Dealing with the aftermath of such tragedy can be overwhelming. Many families must tap into savings and retirement accounts to pay for necessary medical care. A family’s income may be drastically reduced if a father or mother is unable to work as a result of an injury.
During this time, when families are wounded and weary, it can be easier to simply hope and pray that the responsible party will “do the right thing,” accept responsibility, and compensate the family for the injuries it caused. Unfortunately, that does not occur often enough. Most often, the civil justice system is the only recourse that injury victims have against negligent corporations and profit motivated insurance companies.
Corporations and insurance companies that put profits ahead of public safety often refuse to acknowledge their mistakes and accept responsibility. These companies deny legitimate personal injury claims for as long as possible in hopes that weary families will eventually give up and settle for less than they deserve. Insurance companies attempt to manipulate the court system to prolong the process and protect their profits at the expense of personal injury victims.
Unfortunately, special interest groups have spent millions of dollars attacking personal injury victims and the lawyers that represent them in their fight against corporate negligence. Injury victims who file suit are often portrayed as greedy opportunists who are attempting to take advantage of their own misfortune in hopes of getting rich quick. Corporations and insurance companies have funded this myth in hopes of influencing potential jurors that may eventually be called upon to judge their acts and/or omissions at trial.

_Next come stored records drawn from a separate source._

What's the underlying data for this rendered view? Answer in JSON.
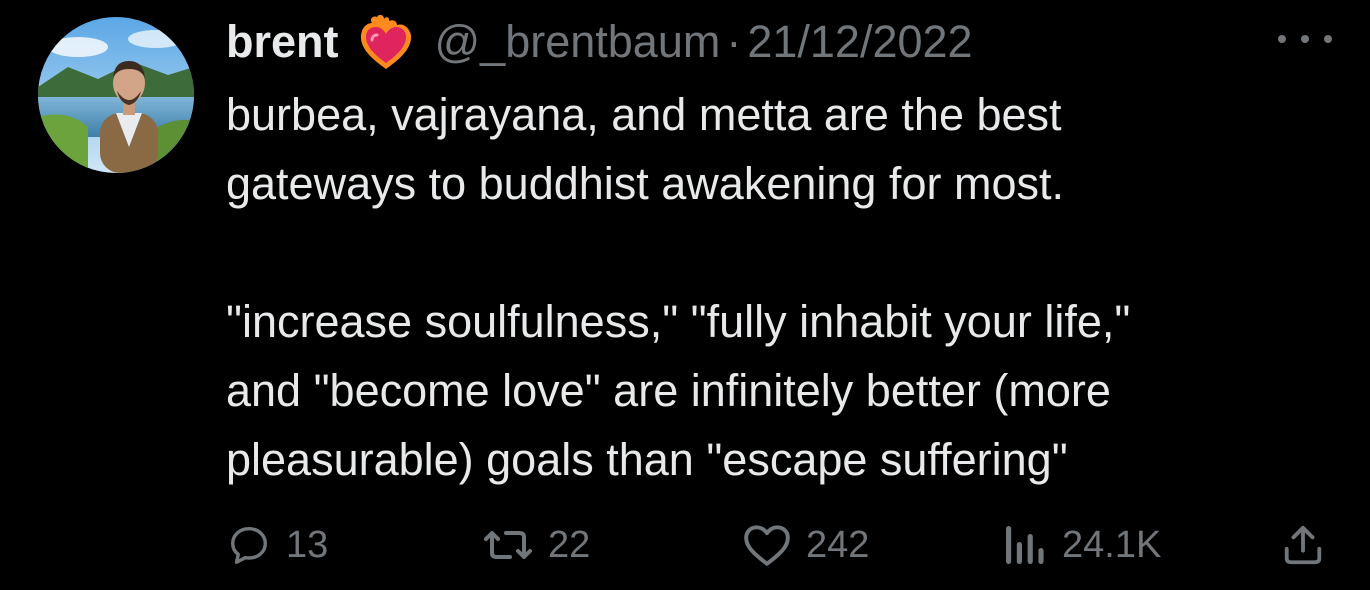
{
  "tweet": {
    "display_name": "brent",
    "badge_icon": "heart-on-fire-icon",
    "handle": "@_brentbaum",
    "separator": "·",
    "date": "21/12/2022",
    "body_lines": [
      "burbea, vajrayana, and metta are the best",
      "gateways to buddhist awakening for most.",
      "",
      "\"increase soulfulness,\" \"fully inhabit your life,\"",
      "and \"become love\" are infinitely better (more",
      "pleasurable) goals than \"escape suffering\""
    ]
  },
  "actions": {
    "reply": {
      "icon": "reply-icon",
      "count": "13"
    },
    "retweet": {
      "icon": "retweet-icon",
      "count": "22"
    },
    "like": {
      "icon": "heart-icon",
      "count": "242"
    },
    "views": {
      "icon": "analytics-icon",
      "count": "24.1K"
    },
    "share": {
      "icon": "share-icon"
    }
  },
  "colors": {
    "background": "#000000",
    "primary_text": "#e7e9ea",
    "secondary_text": "#71767b"
  }
}
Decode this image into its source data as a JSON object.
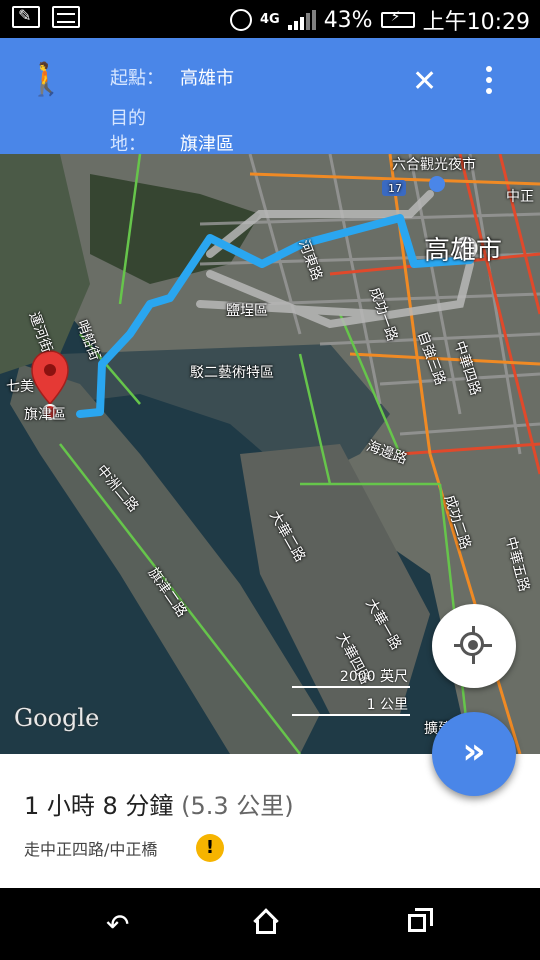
{
  "status_bar": {
    "network": "4G",
    "battery": "43%",
    "time": "上午10:29"
  },
  "header": {
    "origin_label": "起點：",
    "origin_value": "高雄市",
    "destination_label": "目的地：",
    "destination_value": "旗津區"
  },
  "map": {
    "labels": {
      "liuhe": "六合觀光夜市",
      "zhongzheng": "中正",
      "kaohsiung": "高雄市",
      "hedong": "河東路",
      "yancheng": "鹽埕區",
      "pier2": "駁二藝術特區",
      "chenggong1": "成功一路",
      "zizhong": "自強三路",
      "zhonghua4": "中華四路",
      "haibian": "海邊路",
      "yunxiao": "運河街",
      "shipin": "哨船街",
      "qijin": "旗津區",
      "qimei": "七美",
      "zhouzhong": "中洲二路",
      "qijinroad": "旗津二路",
      "dahua2": "大華二路",
      "dahua1": "大華一路",
      "dahua4": "大華四路",
      "chenggong2": "成功二路",
      "zhonghua5": "中華五路",
      "kuojian": "擴建",
      "route17": "17"
    },
    "scale_imperial": "2000 英尺",
    "scale_metric": "1 公里",
    "attribution": "Google"
  },
  "summary": {
    "duration": "1 小時 8 分鐘",
    "distance": "(5.3 公里)",
    "via": "走中正四路/中正橋",
    "warning": "!"
  },
  "icons": {
    "walk": "walk-icon",
    "close": "close-icon",
    "more": "more-vert-icon",
    "locate": "my-location-icon",
    "navigate": "navigate-icon"
  },
  "colors": {
    "header": "#4a86e8",
    "route": "#2aa6f0",
    "pin": "#e53935",
    "warning": "#f6b400"
  }
}
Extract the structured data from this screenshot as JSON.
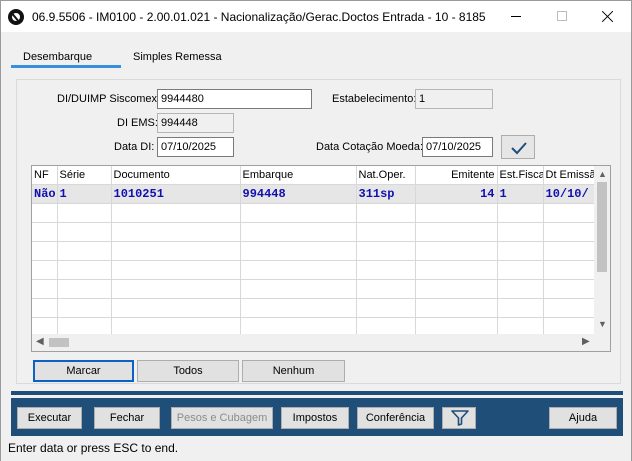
{
  "window": {
    "title": "06.9.5506 - IM0100 - 2.00.01.021 - Nacionalização/Gerac.Doctos Entrada - 10 - 8185"
  },
  "tabs": [
    {
      "label": "Desembarque",
      "active": true
    },
    {
      "label": "Simples Remessa",
      "active": false
    }
  ],
  "form": {
    "di_duimp_label": "DI/DUIMP Siscomex:",
    "di_duimp_value": "9944480",
    "estabelecimento_label": "Estabelecimento:",
    "estabelecimento_value": "1",
    "di_ems_label": "DI EMS:",
    "di_ems_value": "994448",
    "data_di_label": "Data DI:",
    "data_di_value": "07/10/2025",
    "data_cotacao_label": "Data Cotação Moeda:",
    "data_cotacao_value": "07/10/2025",
    "confirm_icon": "check-icon"
  },
  "grid": {
    "columns": [
      "NF",
      "Série",
      "Documento",
      "Embarque",
      "Nat.Oper.",
      "Emitente",
      "Est.Fisca",
      "Dt Emissão"
    ],
    "rows": [
      [
        "Não",
        "1",
        "1010251",
        "994448",
        "311sp",
        "14",
        "1",
        "10/10/"
      ]
    ],
    "selected_row": 0,
    "text_color": "#1010b0"
  },
  "selection_buttons": {
    "marcar": "Marcar",
    "todos": "Todos",
    "nenhum": "Nenhum"
  },
  "toolbar": {
    "executar": "Executar",
    "fechar": "Fechar",
    "pesos": "Pesos e Cubagem",
    "impostos": "Impostos",
    "conferencia": "Conferência",
    "filter_icon": "filter-icon",
    "ajuda": "Ajuda",
    "background": "#1f4e78"
  },
  "status": {
    "text": "Enter data or press ESC to end."
  },
  "colors": {
    "accent": "#3a8fdc",
    "toolbar": "#1f4e78",
    "grid_text": "#1010b0",
    "focus_border": "#0b62c4"
  }
}
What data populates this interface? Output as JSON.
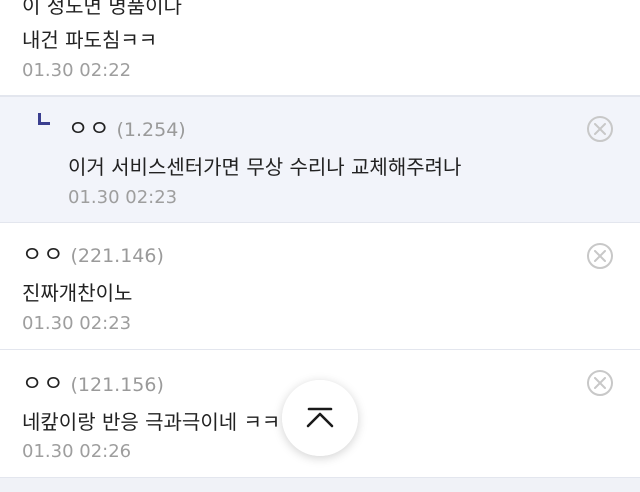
{
  "comments": [
    {
      "partial_text": "이 정도면 명품이다",
      "text": "내건 파도침ㅋㅋ",
      "time": "01.30 02:22"
    },
    {
      "nick": "ㅇㅇ",
      "ip": "(1.254)",
      "text": "이거 서비스센터가면 무상 수리나 교체해주려나",
      "time": "01.30 02:23",
      "is_reply": true
    },
    {
      "nick": "ㅇㅇ",
      "ip": "(221.146)",
      "text": "진짜개찬이노",
      "time": "01.30 02:23"
    },
    {
      "nick": "ㅇㅇ",
      "ip": "(121.156)",
      "text": "네캎이랑 반응 극과극이네 ㅋㅋ",
      "time": "01.30 02:26"
    }
  ],
  "icons": {
    "delete": "close-circle-icon",
    "reply": "reply-arrow-icon",
    "scroll_top": "chevron-up-icon"
  },
  "colors": {
    "reply_background": "#f2f4fa",
    "reply_mark": "#3b3f8f",
    "divider": "#e3e6ee",
    "muted_text": "#9e9e9e"
  }
}
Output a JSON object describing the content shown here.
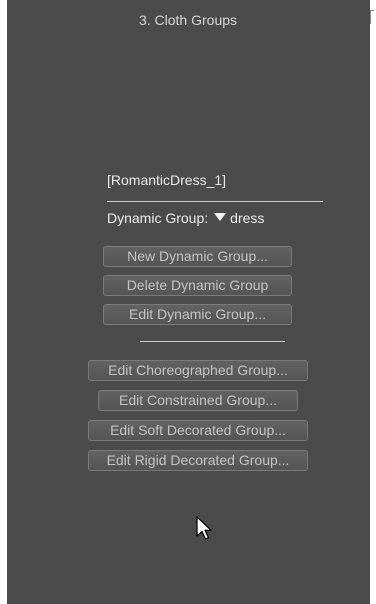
{
  "panel": {
    "title": "3. Cloth Groups",
    "figure_name": "[RomanticDress_1]",
    "dynamic_group": {
      "label": "Dynamic Group:",
      "value": "dress"
    },
    "buttons": {
      "new_dynamic": "New Dynamic Group...",
      "delete_dynamic": "Delete Dynamic Group",
      "edit_dynamic": "Edit Dynamic Group...",
      "edit_choreographed": "Edit Choreographed Group...",
      "edit_constrained": "Edit Constrained Group...",
      "edit_soft_decorated": "Edit Soft Decorated Group...",
      "edit_rigid_decorated": "Edit Rigid Decorated Group..."
    }
  },
  "icons": {
    "dropdown": "triangle-down-icon",
    "pointer": "mouse-pointer-icon"
  },
  "colors": {
    "panel_bg": "#4b4b4b",
    "button_bg": "#5c5c5c",
    "text": "#e8e8e8"
  }
}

We as trial lawyers, often make this myth too easy to believe. Over the years, the cheesy lawyers on television commercials replaced Atticus Finch as the symbol of our profession. I must admit that I have been fooled by alleged personal injury victims that turn out to be nothing more than two bit scam artists. Nothing makes me madder.
Because over 99 percent of my clients are the underdogs of the civil justice system that we should all pull for. They are not greedy opportunists. I have had the privilege of representing brave families, who when faced with tremendous adversity, have had the courage to fight back to secure the resources they need to reclaim their lives. In fighting back, these underdogs have forced negligent corporations and profit motivated insurance companies to “do the right thing” for both themselves and sometimes for all of us. Because many underdogs have dared to use our civil justice system to fight back, we enjoy safe drinking water, cars with seat belts, and products with warning labels.
On the 8-year anniversary of Steve Gleason’s blocked punt, we remember one of our finest underdogs. An underdog that helped renew the spirit of a region in a single physical feat. An underdog that inspires us all to keep slinging rocks at even the mightiest of giants.